----- Data for analysis -----
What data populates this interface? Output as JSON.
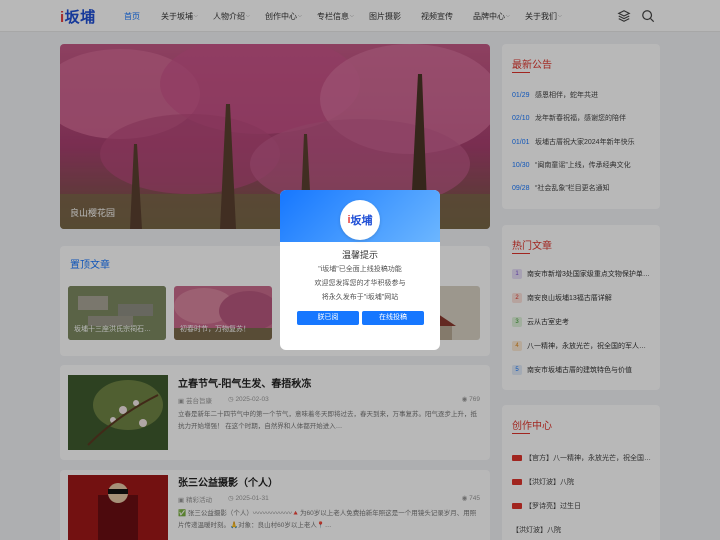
{
  "header": {
    "logo_prefix": "i",
    "logo_text": "坂埔",
    "nav": [
      {
        "label": "首页",
        "active": true,
        "dropdown": false
      },
      {
        "label": "关于坂埔",
        "active": false,
        "dropdown": true
      },
      {
        "label": "人物介绍",
        "active": false,
        "dropdown": true
      },
      {
        "label": "创作中心",
        "active": false,
        "dropdown": true
      },
      {
        "label": "专栏信息",
        "active": false,
        "dropdown": true
      },
      {
        "label": "图片摄影",
        "active": false,
        "dropdown": false
      },
      {
        "label": "视频宣传",
        "active": false,
        "dropdown": false
      },
      {
        "label": "品牌中心",
        "active": false,
        "dropdown": true
      },
      {
        "label": "关于我们",
        "active": false,
        "dropdown": true
      }
    ],
    "icons": [
      "layers-icon",
      "search-icon"
    ]
  },
  "hero": {
    "caption": "良山樱花园"
  },
  "pinned": {
    "title": "置顶文章",
    "items": [
      {
        "caption": "坂埔十三座洪氏宗祠石…"
      },
      {
        "caption": "初春时节，万物复苏！"
      },
      {
        "caption": ""
      },
      {
        "caption": ""
      }
    ]
  },
  "articles": [
    {
      "title": "立春节气-阳气生发、春捂秋冻",
      "category": "芸台旨康",
      "date": "2025-02-03",
      "views": "769",
      "excerpt": "立春是新年二十四节气中的第一个节气，意味着冬天即将过去，春天到来，万事复苏。阳气逐步上升，抵抗力开始增强！ 在这个时期，自然界和人体都开始进入…"
    },
    {
      "title": "张三公益摄影（个人）",
      "category": "精彩活动",
      "date": "2025-01-31",
      "views": "745",
      "excerpt": "✅ 张三公益摄影（个人）〰〰〰〰〰〰🔺为60岁以上老人免费拍新年照这是一个用镜头记录岁月、用照片传递温暖时刻。🙏对象：良山村60岁以上老人📍…"
    }
  ],
  "sidebar": {
    "notice": {
      "title": "最新公告",
      "items": [
        {
          "date": "01/29",
          "text": "感恩相伴，蛇年共进"
        },
        {
          "date": "02/10",
          "text": "龙年新春祝福，感谢您的陪伴"
        },
        {
          "date": "01/01",
          "text": "坂埔古厝祝大家2024年新年快乐"
        },
        {
          "date": "10/30",
          "text": "“闽南童谣”上线，传承经典文化"
        },
        {
          "date": "09/28",
          "text": "“社会乱象”栏目更名通知"
        }
      ]
    },
    "hot": {
      "title": "热门文章",
      "items": [
        {
          "num": "1",
          "text": "南安市新增3处国家级重点文物保护单…"
        },
        {
          "num": "2",
          "text": "南安良山坂埔13福古厝详解"
        },
        {
          "num": "3",
          "text": "云从古室史考"
        },
        {
          "num": "4",
          "text": "八一精神，永放光芒，祝全国的军人…"
        },
        {
          "num": "5",
          "text": "南安市坂埔古厝的建筑特色与价值"
        }
      ]
    },
    "create": {
      "title": "创作中心",
      "items": [
        {
          "text": "【官方】八一精神，永放光芒，祝全国…"
        },
        {
          "text": "【洪灯波】八院"
        },
        {
          "text": "【罗诗亮】过生日"
        },
        {
          "text": "【洪灯波】八院"
        }
      ]
    }
  },
  "modal": {
    "logo_prefix": "i",
    "logo_text": "坂埔",
    "title": "温馨提示",
    "lines": [
      "\"i坂埔\"已全面上线投稿功能",
      "欢迎您发挥您的才华积极参与",
      "将永久发布于\"i坂埔\"网站"
    ],
    "btn_known": "朕已阅",
    "btn_submit": "在线投稿"
  },
  "colors": {
    "accent": "#1677ff",
    "sidebar_title": "#e0342b"
  }
}
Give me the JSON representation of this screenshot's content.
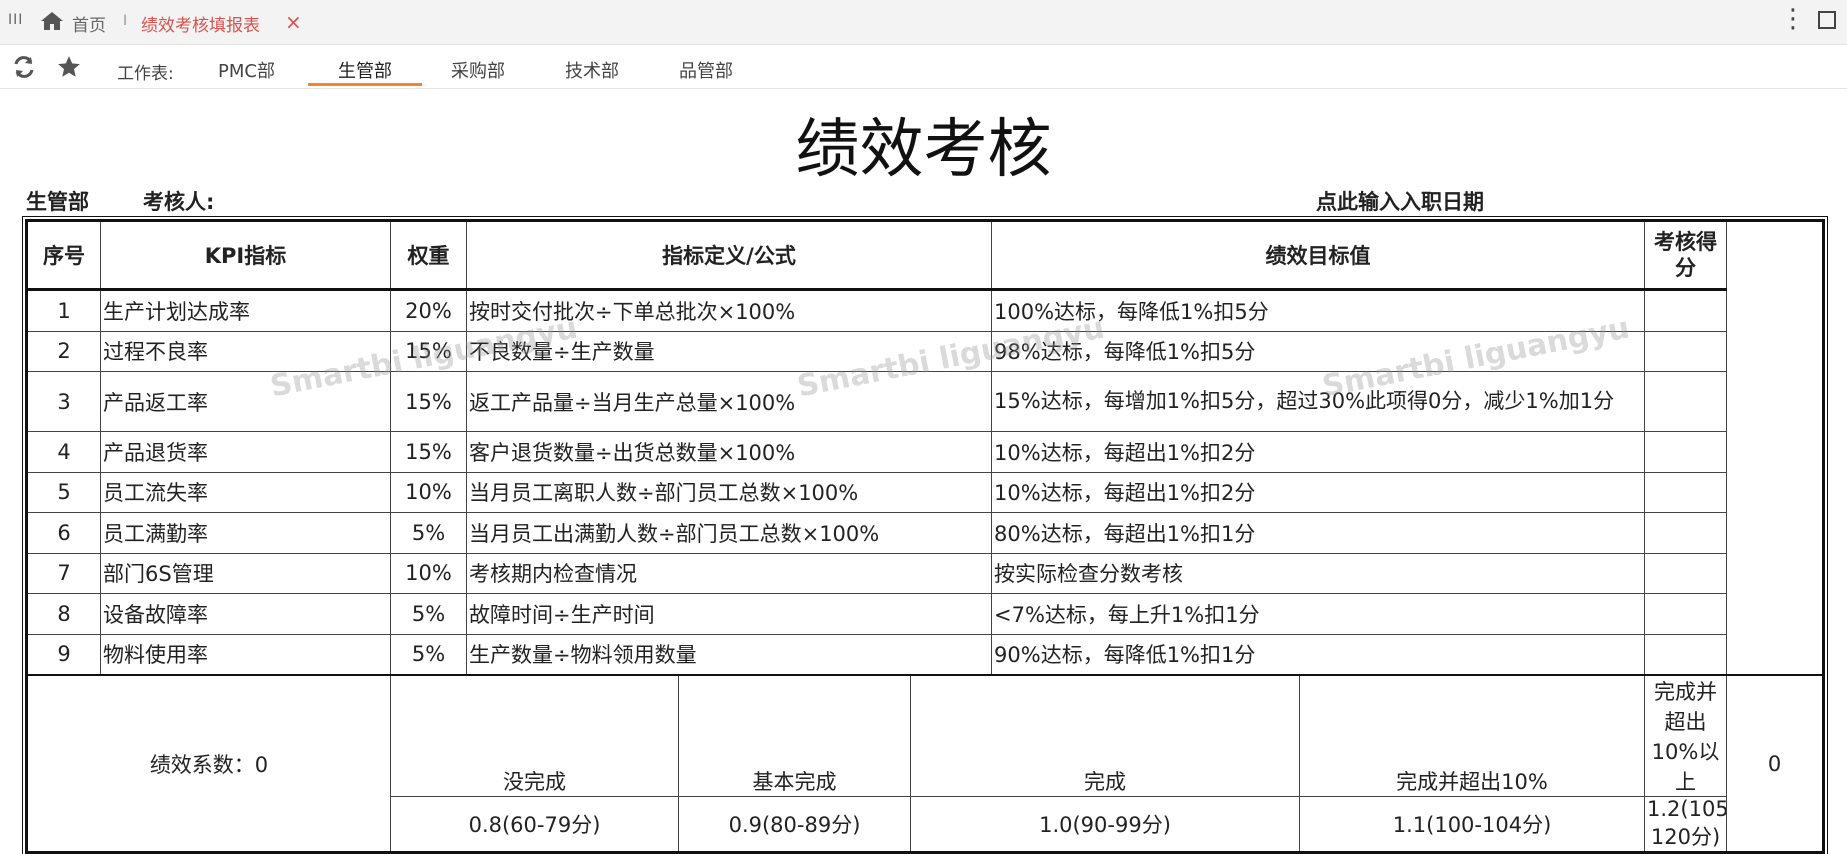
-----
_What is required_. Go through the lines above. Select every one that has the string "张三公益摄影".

_Exercise solution_.
      "title": "张三公益摄影（个人）",
      "excerpt": "✅ 张三公益摄影（个人）〰〰〰〰〰〰🔺为60岁以上老人免费拍新年照这是一个用镜头记录岁月、用照片传递温暖时刻。🙏对象：良山村60岁以上老人📍…"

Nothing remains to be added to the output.